In my early years, I did not worry about breast cancer. I had small breasts and paid little attention to them. Then, one year after my son was born, Happy Rockefeller made all women aware of breast cancer by announcing in 1974 that she had the disease. Her words pushed me, a twenty-seven-year-old, into a state of anxiety—constantly checking my breasts, asking my husband to check, making countless physician’s appointments for more “professional” exams. When I discovered a lump and had to have a biopsy, I almost crossed the fine line between sanity and madness.
Four biopsies later—all benign, thankfully—I still have anxiety when it is time for my mammogram. I do not obsess about the machine itself—how it flattens my breasts into human pancakes. I have no issues about modesty.
Instead, my anxiety stems from that “what if” feeling—what if this time the test discovers a lump and the lump turns out to be malignant? As I sit in the pre-examination room, waiting for my name to be called, I imagine going through the remainder of my life without breasts. I imagine weeks and months of chemo and radiation, losing my hair, feeling my mortality creep closer and closer to me. After the test, I pray I do not get the call telling me I need another test, that the initial one was unclear or may have shown something.
My brain shouts at me that feeling anxious will not change the results or help me deal with any tests that show signs of cancer. My children, sounding as logical as Mr. Spock from “Star Trek,” try to convince me that my anxiety only causes unnecessary stress and that if, heaven forbid, the mammogram shows cancer, we will deal with it as a family. My anxiety, however, prevents me from hearing any rational, calming words. Nothing will reduce my anxiety until the mammogram report says “all fine.”

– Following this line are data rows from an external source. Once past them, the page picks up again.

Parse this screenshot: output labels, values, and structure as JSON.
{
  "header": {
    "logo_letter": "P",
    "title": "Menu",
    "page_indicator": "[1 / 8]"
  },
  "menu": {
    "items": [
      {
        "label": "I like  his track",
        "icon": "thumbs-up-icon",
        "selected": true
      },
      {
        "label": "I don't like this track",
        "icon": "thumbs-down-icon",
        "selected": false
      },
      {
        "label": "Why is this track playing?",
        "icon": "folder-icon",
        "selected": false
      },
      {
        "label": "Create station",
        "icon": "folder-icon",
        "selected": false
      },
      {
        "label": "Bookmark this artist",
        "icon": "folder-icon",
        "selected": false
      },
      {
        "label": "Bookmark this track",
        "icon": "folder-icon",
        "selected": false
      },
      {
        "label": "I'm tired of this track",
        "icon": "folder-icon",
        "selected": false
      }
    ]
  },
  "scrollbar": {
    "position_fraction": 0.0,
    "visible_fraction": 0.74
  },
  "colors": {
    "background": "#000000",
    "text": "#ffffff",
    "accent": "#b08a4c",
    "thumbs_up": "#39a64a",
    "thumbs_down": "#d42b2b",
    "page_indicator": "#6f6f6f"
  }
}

And then, after sighing with relief, I will find something else about which to be anxious for the next eleven months until August angst from my mammogram returns.